In this case, the validity of the trust was not under attack but the question was whether the beneficiary had "contested" the Trustee's decisions in such a way as to trigger the forfeiture. The central issue was therefore to what extent the scope for such challenges could be proscribed in accordance with the settlor's intentions without cutting away the root of a trust, namely the irreducible core of obligations owed by the Trustee to the beneficiaries as a whole. A situation in which trustees could not be controlled by the court in any way in the exercise of fiduciary powers would clearly be unsatisfactory.

The Chief Justice was persuaded by the argument that: "… Clause 23 does not deprive a beneficiary of the right to sue in court….[It] has no application to a claim by a beneficiary to sue the trustee in respect of the Trustee's fraud or bad faith. Further, if the beneficiary's claim on any other ground is successful (alternatively brought bona fide and with probabilis causa litigandi) clause 23 will not apply". Thus, even if the challenge is ultimately unsuccessful, clauses of this nature would not cut out a beneficiary who had made a claim justifiably, in good faith and with "probable cause". Inclusion of such clauses, in the light of the judgment, should ensure that beneficiaries must be conscious of the threshold of "justification" before embarking on challenges to the trust or decisions of the trustees.

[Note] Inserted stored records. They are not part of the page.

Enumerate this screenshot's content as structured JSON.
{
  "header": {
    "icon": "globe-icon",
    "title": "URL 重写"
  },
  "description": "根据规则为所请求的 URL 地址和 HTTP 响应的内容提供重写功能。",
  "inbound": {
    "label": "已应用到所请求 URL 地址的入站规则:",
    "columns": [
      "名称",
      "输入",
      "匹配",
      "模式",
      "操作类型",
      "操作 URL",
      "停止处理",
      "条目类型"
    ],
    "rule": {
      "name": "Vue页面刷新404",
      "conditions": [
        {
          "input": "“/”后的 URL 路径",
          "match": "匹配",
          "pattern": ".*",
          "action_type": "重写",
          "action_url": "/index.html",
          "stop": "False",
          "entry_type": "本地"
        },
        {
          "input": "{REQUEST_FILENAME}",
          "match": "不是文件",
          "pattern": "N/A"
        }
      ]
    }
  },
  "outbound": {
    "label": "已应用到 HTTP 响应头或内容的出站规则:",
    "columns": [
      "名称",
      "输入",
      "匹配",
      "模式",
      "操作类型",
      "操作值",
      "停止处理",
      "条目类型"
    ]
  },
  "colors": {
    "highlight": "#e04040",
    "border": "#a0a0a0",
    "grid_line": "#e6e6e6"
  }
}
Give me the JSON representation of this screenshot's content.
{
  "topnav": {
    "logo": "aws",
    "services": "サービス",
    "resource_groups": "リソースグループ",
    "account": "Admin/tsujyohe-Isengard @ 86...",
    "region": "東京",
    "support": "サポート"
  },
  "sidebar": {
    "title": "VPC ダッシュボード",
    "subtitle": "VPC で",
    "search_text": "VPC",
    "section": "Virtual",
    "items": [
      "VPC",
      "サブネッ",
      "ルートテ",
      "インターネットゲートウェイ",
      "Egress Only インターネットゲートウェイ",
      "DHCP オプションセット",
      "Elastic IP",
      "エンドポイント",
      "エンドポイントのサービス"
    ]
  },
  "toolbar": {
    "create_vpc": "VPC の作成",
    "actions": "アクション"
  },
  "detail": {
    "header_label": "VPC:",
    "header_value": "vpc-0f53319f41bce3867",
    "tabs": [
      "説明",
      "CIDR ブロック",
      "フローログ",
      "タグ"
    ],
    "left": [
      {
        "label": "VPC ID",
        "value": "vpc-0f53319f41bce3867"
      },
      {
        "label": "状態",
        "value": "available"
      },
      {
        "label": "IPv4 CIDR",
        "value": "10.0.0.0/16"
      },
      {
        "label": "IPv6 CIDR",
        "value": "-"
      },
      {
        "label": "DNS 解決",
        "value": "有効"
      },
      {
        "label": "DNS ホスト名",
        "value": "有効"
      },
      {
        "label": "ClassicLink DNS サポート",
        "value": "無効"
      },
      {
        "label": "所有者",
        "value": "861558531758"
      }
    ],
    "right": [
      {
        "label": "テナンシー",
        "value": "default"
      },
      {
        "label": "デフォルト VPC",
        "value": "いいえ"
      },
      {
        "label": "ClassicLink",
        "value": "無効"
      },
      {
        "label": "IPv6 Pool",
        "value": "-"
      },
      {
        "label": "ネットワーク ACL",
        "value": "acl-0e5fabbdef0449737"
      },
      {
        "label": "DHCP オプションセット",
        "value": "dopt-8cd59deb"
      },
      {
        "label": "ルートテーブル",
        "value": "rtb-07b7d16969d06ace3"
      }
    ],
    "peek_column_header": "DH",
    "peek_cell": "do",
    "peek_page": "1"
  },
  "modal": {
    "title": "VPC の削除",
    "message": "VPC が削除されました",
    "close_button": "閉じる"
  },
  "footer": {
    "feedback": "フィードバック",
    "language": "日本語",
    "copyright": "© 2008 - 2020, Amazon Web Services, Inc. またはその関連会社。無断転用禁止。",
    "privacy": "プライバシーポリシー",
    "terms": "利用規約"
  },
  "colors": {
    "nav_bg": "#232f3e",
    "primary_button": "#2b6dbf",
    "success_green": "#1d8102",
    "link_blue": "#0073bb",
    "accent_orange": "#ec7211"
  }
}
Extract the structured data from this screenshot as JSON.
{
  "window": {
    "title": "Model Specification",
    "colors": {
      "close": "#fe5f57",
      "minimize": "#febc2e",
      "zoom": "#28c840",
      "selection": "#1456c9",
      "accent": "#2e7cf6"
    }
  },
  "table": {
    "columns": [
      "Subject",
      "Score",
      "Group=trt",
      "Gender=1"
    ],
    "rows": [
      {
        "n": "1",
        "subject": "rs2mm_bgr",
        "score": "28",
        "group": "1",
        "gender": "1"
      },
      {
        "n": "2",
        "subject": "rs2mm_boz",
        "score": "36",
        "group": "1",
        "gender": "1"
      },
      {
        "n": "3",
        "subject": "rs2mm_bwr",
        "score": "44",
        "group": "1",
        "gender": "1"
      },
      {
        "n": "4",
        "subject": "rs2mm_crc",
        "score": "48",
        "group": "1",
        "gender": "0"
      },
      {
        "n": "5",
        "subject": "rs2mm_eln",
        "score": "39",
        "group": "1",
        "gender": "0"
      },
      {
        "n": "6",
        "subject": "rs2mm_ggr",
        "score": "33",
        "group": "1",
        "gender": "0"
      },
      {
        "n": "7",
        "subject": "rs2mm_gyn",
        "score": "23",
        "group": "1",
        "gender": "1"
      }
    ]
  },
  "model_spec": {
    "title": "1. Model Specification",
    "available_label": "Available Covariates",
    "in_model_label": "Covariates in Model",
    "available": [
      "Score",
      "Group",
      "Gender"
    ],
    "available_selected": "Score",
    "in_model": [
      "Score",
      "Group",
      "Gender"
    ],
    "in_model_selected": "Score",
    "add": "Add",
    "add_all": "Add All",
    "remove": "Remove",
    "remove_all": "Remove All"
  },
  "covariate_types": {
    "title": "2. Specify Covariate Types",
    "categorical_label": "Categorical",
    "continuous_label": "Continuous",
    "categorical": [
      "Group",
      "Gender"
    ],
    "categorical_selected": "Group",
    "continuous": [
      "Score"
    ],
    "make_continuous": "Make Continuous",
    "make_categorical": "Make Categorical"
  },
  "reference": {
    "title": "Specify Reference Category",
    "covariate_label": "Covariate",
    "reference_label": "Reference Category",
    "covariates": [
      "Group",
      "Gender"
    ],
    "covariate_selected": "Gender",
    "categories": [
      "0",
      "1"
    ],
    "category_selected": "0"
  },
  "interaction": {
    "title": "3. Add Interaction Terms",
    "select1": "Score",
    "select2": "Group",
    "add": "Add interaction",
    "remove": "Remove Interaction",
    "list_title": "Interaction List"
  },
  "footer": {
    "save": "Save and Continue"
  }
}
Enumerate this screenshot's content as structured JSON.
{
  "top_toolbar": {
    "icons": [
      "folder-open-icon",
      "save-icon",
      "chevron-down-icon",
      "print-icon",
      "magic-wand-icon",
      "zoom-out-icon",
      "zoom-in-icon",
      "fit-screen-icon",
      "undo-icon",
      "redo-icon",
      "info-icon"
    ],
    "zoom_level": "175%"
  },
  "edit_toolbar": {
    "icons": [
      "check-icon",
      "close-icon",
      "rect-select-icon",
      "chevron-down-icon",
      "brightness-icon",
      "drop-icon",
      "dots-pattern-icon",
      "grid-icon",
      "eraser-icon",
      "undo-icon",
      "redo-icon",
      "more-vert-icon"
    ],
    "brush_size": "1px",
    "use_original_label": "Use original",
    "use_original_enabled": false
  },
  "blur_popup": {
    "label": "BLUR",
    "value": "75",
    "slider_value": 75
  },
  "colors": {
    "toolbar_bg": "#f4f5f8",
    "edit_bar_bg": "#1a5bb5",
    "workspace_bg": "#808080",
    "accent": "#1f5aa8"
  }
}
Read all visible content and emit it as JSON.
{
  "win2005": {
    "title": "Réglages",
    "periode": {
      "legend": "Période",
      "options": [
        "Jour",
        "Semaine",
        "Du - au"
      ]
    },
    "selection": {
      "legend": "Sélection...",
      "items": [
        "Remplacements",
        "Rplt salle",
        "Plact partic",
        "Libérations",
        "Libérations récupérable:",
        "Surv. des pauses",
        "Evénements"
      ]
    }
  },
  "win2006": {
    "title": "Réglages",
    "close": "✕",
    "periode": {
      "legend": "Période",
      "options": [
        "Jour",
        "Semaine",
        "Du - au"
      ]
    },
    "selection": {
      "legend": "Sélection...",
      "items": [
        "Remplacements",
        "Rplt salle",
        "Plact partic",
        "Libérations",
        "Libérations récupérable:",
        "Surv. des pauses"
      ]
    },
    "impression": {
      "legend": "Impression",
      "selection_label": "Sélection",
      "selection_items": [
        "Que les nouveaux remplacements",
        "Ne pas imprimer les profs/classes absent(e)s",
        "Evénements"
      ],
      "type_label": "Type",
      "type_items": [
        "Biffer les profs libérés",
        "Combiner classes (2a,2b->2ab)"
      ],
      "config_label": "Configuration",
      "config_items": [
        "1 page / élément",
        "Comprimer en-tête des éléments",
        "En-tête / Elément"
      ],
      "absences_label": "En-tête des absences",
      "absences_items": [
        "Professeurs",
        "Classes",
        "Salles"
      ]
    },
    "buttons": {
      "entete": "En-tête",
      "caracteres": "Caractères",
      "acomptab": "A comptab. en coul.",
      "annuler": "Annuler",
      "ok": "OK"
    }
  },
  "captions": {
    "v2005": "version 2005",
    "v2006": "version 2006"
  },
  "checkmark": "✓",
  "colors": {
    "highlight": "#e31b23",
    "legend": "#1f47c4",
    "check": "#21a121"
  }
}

The content of this article is intended to provide a general guide to the subject matter. Specialist advice should be sought about your specific circumstances.